The cross wires 10 are preferably formed from a steel wire round in crosssection. These wires are the least expensive and provide the best strength. The cross wires 12 are straight, and in order to maintain the comfortable, flat surface of the finished floor while providing improved traction, the warp wires are formed with high surfaces 16 and low surfaces 18 alternating along the longitudinal length of each wire. This does not detract from the comfort of the finished flooring, and it provides greatly improved resistance to slipping as the baby pigs and sows move over the flooring. This is especially true when the adjacent warp wires 10 are arranged in a predetermined pattern with alternating high surfaces 16 and low surfaces 18. One such pattern is shown in FIG. 1 of the drawings in which four adjacent warp wires are arranged with the highs and lows aligned and then the next four warp wires are staggered relative to the first set of four wires. This provides not only a comfortable surface but one with improved traction.

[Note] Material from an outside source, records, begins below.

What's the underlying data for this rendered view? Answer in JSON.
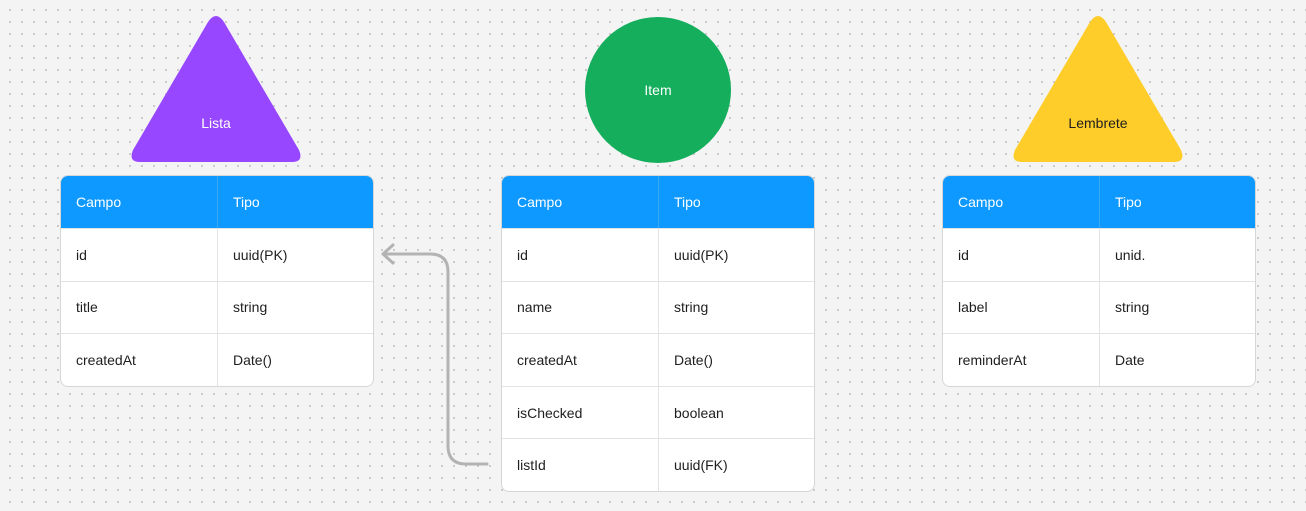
{
  "colors": {
    "lista_shape": "#9747ff",
    "item_shape": "#14ae5c",
    "lembrete_shape": "#ffcd29",
    "table_header": "#0d99ff",
    "connector": "#b3b3b3"
  },
  "entities": [
    {
      "shape": "triangle",
      "label": "Lista",
      "header": {
        "campo": "Campo",
        "tipo": "Tipo"
      },
      "rows": [
        {
          "campo": "id",
          "tipo": "uuid(PK)"
        },
        {
          "campo": "title",
          "tipo": "string"
        },
        {
          "campo": "createdAt",
          "tipo": "Date()"
        }
      ]
    },
    {
      "shape": "circle",
      "label": "Item",
      "header": {
        "campo": "Campo",
        "tipo": "Tipo"
      },
      "rows": [
        {
          "campo": "id",
          "tipo": "uuid(PK)"
        },
        {
          "campo": "name",
          "tipo": "string"
        },
        {
          "campo": "createdAt",
          "tipo": "Date()"
        },
        {
          "campo": "isChecked",
          "tipo": "boolean"
        },
        {
          "campo": "listId",
          "tipo": "uuid(FK)"
        }
      ]
    },
    {
      "shape": "triangle",
      "label": "Lembrete",
      "header": {
        "campo": "Campo",
        "tipo": "Tipo"
      },
      "rows": [
        {
          "campo": "id",
          "tipo": "unid."
        },
        {
          "campo": "label",
          "tipo": "string"
        },
        {
          "campo": "reminderAt",
          "tipo": "Date"
        }
      ]
    }
  ],
  "relations": [
    {
      "from": "Item.listId",
      "to": "Lista.id",
      "arrow": "arrow-left-icon"
    }
  ]
}
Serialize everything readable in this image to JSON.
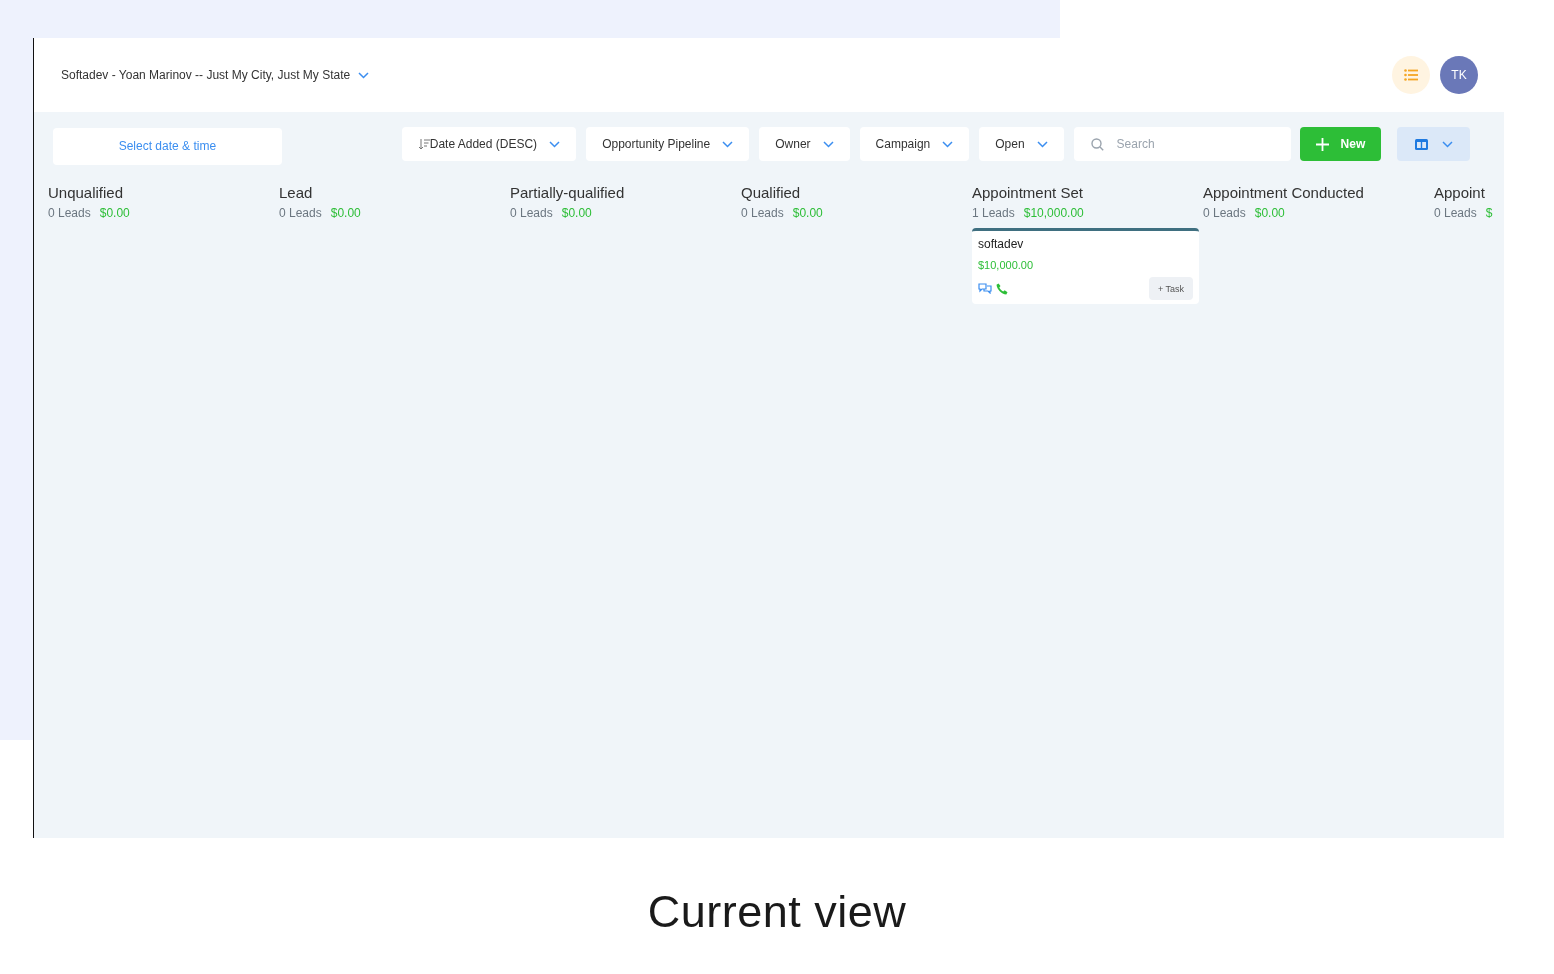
{
  "header": {
    "title": "Softadev - Yoan Marinov -- Just My City, Just My State",
    "avatar": "TK"
  },
  "toolbar": {
    "date_picker": "Select date & time",
    "filters": [
      {
        "label": "Date Added (DESC)",
        "kind": "sort"
      },
      {
        "label": "Opportunity Pipeline",
        "kind": "dropdown"
      },
      {
        "label": "Owner",
        "kind": "dropdown"
      },
      {
        "label": "Campaign",
        "kind": "dropdown"
      },
      {
        "label": "Open",
        "kind": "dropdown"
      }
    ],
    "search": {
      "placeholder": "Search"
    },
    "new_button": "New"
  },
  "columns": [
    {
      "title": "Unqualified",
      "count": "0 Leads",
      "amount": "$0.00"
    },
    {
      "title": "Lead",
      "count": "0 Leads",
      "amount": "$0.00"
    },
    {
      "title": "Partially-qualified",
      "count": "0 Leads",
      "amount": "$0.00"
    },
    {
      "title": "Qualified",
      "count": "0 Leads",
      "amount": "$0.00"
    },
    {
      "title": "Appointment Set",
      "count": "1 Leads",
      "amount": "$10,000.00",
      "cards": [
        {
          "name": "softadev",
          "amount": "$10,000.00",
          "task_button": "+ Task"
        }
      ]
    },
    {
      "title": "Appointment Conducted",
      "count": "0 Leads",
      "amount": "$0.00"
    },
    {
      "title": "Appoint",
      "count": "0 Leads",
      "amount": "$"
    }
  ],
  "caption": "Current view"
}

In order to accomplish proper support of warp wires 10 by the cross wires 12, the cross wires 12 extend under the portions of the warp wires 10 which have been deformed upwardly to provide the high surfaces 16. With the staggered pattern shown in FIG. 1, it will be noted that the warp wires 10 had their high surfaces 16 either aligned or overlapped when the pattern is staggered. This permits the cross wires 12 to be straight regardless of the pattern of arrangement of the warp wires 10 that is used. The finished flooring in all instances will then be able to rest firmly on a flat surface or on existing support systems. This is all accomplished without any loss in strength or durability. In addition, the cost of producing the wire mesh flooring of the invention is kept to a minimum because straight cross wires can be utilized which cross wires are of a standard round cross-sectional shape and are thus readily available at a minimum cost.

The drawings also show that each warp wire, at the juncture of the high surface 16 with the low surface 18 has formed a notch 20. The purpose of this notch is to provide increased resistance to slipping in a direction along the longitudinal length of the warp wires 10.

Having thus described the invention in connection with the preferred embodiment thereof, it will be evident to those skilled in the that various revisions and modifications can be made to the preferred embodiment without departing from the spirit and scope of the invention. It is my intention, however, that all such revisions and modifications as are obvious to those skilled in the art will be included within the scope of the following claims.

Patent Citations
Cited PatentFiling datePublication dateApplicantTitle
US4018188 *Jun 10, 1975Apr 19, 1977James Reuben BurdetteReinforced concrete slat floor
US4573432 *Nov 5, 1984Mar 4, 1986C. I. Banker Wire & Iron Works, Inc.Wire mesh flooring
US4628662 *May 9, 1985Dec 16, 1986Nooyen Antonius M AGrating for use as a floor element in a stable and grating assembly
Referenced by
Citing PatentFiling datePublication dateApplicantTitle
US5365878 *Oct 18, 1993Nov 22, 1994Dyer Poultry Supply, Inc.Poultry nest pad
US5749323 *Dec 18, 1995May 12, 1998Kleinsasser; JonathanFlooring slat for an animal pen
US5813365 *Mar 6, 1997Sep 29, 1998Tandem Products, Inc.Modular flooring system
WO1998031214A1 *Jan 19, 1998Jul 23, 1998Kongsgaard BjarneGrid for animal houses
U.S. Classification119/530
International ClassificationA01K1/015
Cooperative ClassificationA01K1/0151
European ClassificationA01K1/015A
Legal Events
Mar 25, 1997FPExpired due to failure to pay maintenance fee
Effective date: 19970115
Jan 12, 1997LAPSLapse for failure to pay maintenance fees
Aug 20, 1996REMIMaintenance fee reminder mailed
Jun 23, 1992FPAYFee payment
Year of fee payment: 4
Oct 24, 1988ASAssignment
Effective date: 19870406